Before last fall’s election, Colorado’s new mail-ballot election system was viewed with suspicion in conservative media channels as rife for corruption, inconvenience and higher costs. But one-third of the way through the legislative session that has more Republicans in the House and a new GOP-controlled Senate, little has been proposed to remedy those concerns. The 2013 law provided a mail ballot to every registered voter, including those formerly considered inactive because they hadn’t cast a ballot in a while.

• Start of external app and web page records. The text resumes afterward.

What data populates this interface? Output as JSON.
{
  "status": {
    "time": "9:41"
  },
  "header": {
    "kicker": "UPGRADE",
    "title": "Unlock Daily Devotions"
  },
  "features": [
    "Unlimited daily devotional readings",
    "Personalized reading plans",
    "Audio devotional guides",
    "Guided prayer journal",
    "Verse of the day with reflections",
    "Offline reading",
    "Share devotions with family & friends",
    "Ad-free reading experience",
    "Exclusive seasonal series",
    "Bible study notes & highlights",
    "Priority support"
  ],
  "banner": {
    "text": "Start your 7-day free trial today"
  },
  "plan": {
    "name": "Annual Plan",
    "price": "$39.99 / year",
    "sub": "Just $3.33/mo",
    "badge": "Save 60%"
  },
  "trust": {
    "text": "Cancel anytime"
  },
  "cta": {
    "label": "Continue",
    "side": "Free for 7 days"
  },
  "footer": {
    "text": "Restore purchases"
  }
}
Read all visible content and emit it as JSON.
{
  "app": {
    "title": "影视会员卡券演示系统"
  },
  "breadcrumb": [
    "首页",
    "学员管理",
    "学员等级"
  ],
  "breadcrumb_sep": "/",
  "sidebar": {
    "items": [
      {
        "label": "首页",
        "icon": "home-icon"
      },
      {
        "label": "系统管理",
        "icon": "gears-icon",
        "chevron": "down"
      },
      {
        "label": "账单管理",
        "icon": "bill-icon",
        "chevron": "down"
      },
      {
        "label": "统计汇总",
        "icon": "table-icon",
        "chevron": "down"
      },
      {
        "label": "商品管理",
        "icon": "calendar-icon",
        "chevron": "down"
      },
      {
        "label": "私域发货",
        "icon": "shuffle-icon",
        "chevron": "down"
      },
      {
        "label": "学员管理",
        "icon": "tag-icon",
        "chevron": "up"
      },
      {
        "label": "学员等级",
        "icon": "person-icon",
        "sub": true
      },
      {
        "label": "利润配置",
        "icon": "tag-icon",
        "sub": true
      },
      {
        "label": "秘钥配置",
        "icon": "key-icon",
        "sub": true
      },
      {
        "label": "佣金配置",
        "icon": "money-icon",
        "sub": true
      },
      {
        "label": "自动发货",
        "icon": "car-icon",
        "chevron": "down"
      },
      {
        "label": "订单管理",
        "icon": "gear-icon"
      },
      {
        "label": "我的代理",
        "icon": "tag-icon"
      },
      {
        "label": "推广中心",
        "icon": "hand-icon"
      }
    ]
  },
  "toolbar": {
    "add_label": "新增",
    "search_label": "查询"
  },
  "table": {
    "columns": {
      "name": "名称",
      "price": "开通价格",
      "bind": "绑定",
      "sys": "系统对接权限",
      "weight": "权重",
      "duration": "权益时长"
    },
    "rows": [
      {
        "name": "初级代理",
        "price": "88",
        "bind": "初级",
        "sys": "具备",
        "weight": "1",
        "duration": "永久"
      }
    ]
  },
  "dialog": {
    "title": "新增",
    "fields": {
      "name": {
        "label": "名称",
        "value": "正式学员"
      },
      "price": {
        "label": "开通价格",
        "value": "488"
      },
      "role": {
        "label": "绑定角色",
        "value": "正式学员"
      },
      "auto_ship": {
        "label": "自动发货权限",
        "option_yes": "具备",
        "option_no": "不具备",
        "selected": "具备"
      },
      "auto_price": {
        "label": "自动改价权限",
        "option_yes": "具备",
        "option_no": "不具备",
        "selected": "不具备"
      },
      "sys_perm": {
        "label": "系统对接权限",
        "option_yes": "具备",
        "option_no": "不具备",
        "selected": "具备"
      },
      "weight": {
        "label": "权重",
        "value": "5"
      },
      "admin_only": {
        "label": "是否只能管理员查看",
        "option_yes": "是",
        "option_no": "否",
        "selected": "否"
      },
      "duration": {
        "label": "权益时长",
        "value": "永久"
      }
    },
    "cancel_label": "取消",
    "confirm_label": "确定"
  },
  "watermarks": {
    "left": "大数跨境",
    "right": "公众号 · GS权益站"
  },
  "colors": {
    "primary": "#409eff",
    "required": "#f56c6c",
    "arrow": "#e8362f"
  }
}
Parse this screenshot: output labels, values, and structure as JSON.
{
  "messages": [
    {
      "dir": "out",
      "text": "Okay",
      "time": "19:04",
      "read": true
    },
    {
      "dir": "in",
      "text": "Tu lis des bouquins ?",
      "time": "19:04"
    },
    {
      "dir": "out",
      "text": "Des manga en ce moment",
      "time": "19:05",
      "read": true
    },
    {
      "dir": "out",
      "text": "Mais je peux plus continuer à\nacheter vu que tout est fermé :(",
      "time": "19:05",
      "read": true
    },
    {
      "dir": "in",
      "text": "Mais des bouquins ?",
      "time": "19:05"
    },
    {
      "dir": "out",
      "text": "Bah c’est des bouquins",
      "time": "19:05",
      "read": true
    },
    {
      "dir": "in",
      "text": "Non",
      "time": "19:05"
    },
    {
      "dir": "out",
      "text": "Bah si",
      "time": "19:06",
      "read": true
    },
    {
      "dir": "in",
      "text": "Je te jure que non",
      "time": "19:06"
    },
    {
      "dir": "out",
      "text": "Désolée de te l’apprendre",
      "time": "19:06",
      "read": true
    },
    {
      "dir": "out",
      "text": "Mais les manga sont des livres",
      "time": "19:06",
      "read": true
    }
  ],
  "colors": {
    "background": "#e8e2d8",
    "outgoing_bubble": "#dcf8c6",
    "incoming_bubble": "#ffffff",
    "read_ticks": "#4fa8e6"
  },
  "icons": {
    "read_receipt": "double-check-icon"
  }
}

A report by the Colorado Voter Access and Modernized Elections Commission that examined the new law’s performance is due Tuesday, but it isn’t expected to cite major flaws or offer significant proposals for change, according to commission members.
House Speaker Dickey Lee Hullinghorst, D-Boulder, sponsored the bill two years ago and said she’s pleased but not surprised that Republicans who opposed it then aren’t trying to unwind it now.
“The vindication of the law was the election itself,” she said. “There were very few problems that I’ve heard of, voter turnout was up, and the voters and county clerks seemed to be pleased with the experience.”